Senator COOPER: Why do you say that? Did you ever hear him talking about it?
Mrs. OSWALD: He used to talk politics with Mr. Paine. I don’t know [exactly] what they were talking about because at that time I didn’t understand English.
Senator COOPER: Did you mean, though, to say that you believed he might have discussed the Cuban policy with Mr. Paine.
Mrs. OSWALD: Yes; especially after we returned from New Orleans.
Senator COOPER: Why? Why do you make that statement?
Mrs. OSWALD: ...I think, sir: because after returning from New Orleans this was his favorite subject, Cuba. And he was quite – a little bit cracked about it – crazy about Cuba.
Senator COOPER: You mean he talked to you a great deal about it after you came from New Orleans?
Mrs. OSWALD: Well, in New Orleans he used to talk to me endlessly about Cuba, but after we came back he didn’t talk to me about it any longer because I was just sick and tired of it.
Mr. DULLES: ‘He’ in this case is your husband?
Mrs. OSWALD: That is right. I really don’t know about what he talked about with Mr. Paine. I think that they were talking about politics...because my husband used to tell me afterwards, “Well, he doesn’t understand anything about politics.” “He is not too strong on politics.” And, therefore, I think they were probably talking about the American political system and the Russian political system and comparisons between them. I think that Mr. Paine could probably tell you more about this than I can...
Mr. McKENZIE: Mrs. Oswald, you say...that Mr. Paine knew or knows more about your husband’s attitude about the United States than you do. Why did you say that?
Mrs. OSWALD: Because my husband’s favorite topic of discussion was politics, and whoever he was with he talked to them politics and Mr. Paine was with him a fair amount...They went to meetings of some kind together...
Mr. McKENZIE: Do you know where the meetings were?
Mrs. OSWALD: In Dallas.

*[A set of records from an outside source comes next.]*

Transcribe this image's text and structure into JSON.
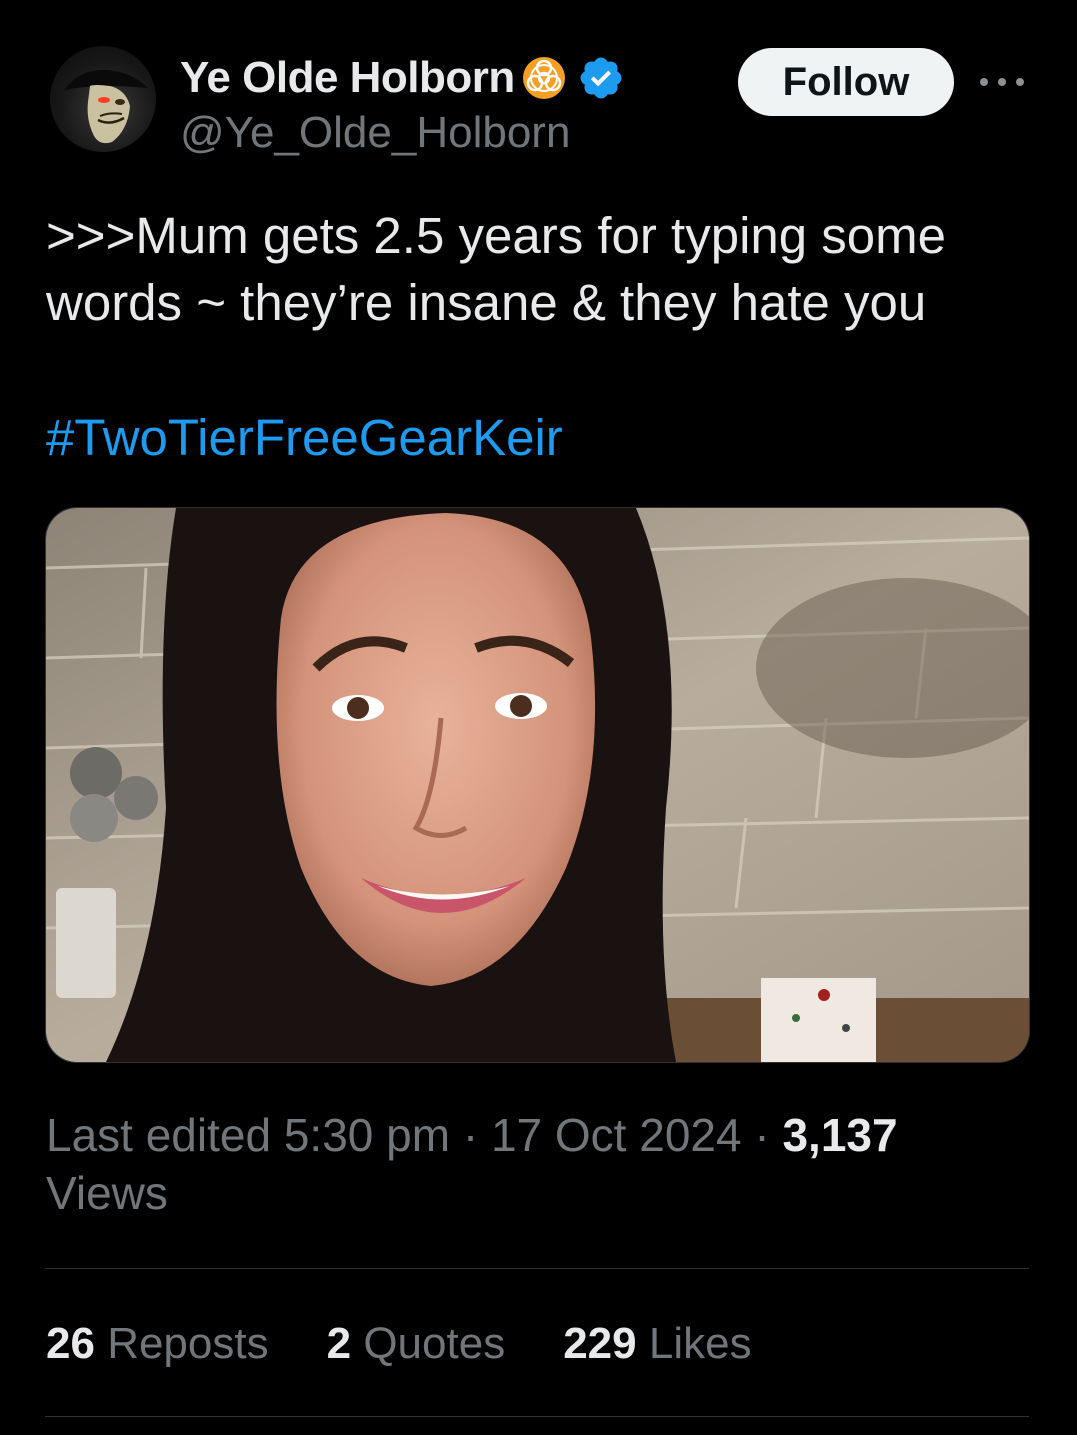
{
  "author": {
    "display_name": "Ye Olde Holborn",
    "handle": "@Ye_Olde_Holborn",
    "badge_icon": "biohazard-icon",
    "verified_icon": "verified-badge-icon",
    "verified_color": "#1d9bf0",
    "badge_color": "#f4a024"
  },
  "actions": {
    "follow_label": "Follow",
    "more_icon": "more-options-icon"
  },
  "tweet": {
    "text": ">>>Mum gets 2.5 years for typing some words ~ they’re insane & they hate you",
    "hashtag": "#TwoTierFreeGearKeir",
    "hashtag_color": "#1d9bf0"
  },
  "meta": {
    "edited_prefix": "Last edited ",
    "time": "5:30 pm",
    "separator": " · ",
    "date": "17 Oct 2024",
    "views_count": "3,137",
    "views_label": "Views"
  },
  "stats": {
    "reposts_count": "26",
    "reposts_label": "Reposts",
    "quotes_count": "2",
    "quotes_label": "Quotes",
    "likes_count": "229",
    "likes_label": "Likes"
  },
  "colors": {
    "background": "#000000",
    "text_primary": "#e7e9ea",
    "text_secondary": "#71767b",
    "divider": "#2f3336",
    "link": "#1d9bf0"
  }
}
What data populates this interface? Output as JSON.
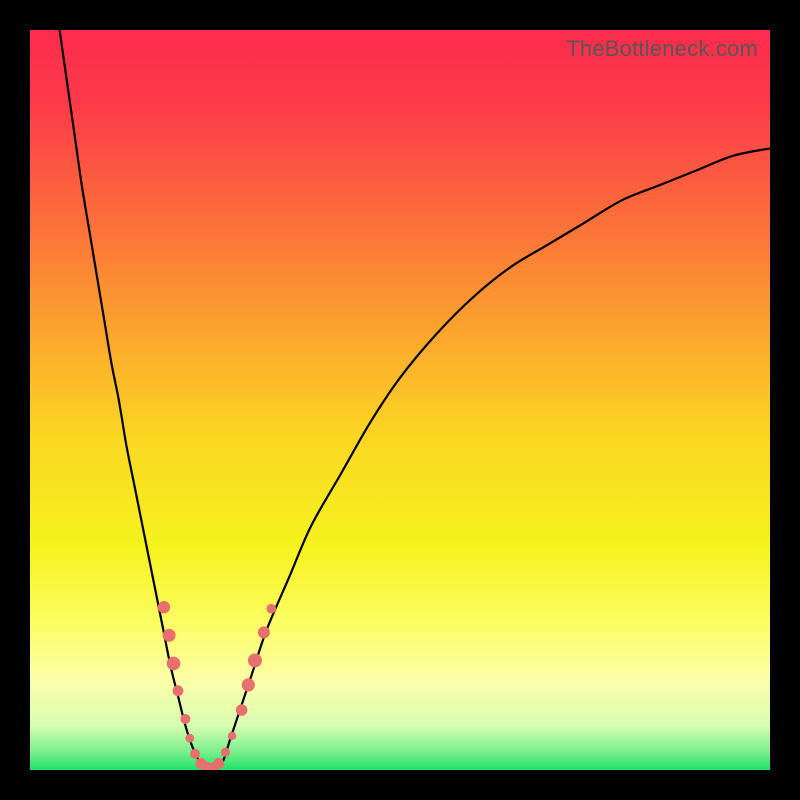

After they came back from some meeting my husband said to me something about Walker being at this meeting, and he said, “Paine knows that I shot [at] him.”
Let's stop here for now, and let this sink in. As we can easily predict, the WC attorneys would grill Michael Paine about these statements by Marina Oswald. Michael, predictably, energetically denied the insinuations. That will form the substance of our next post.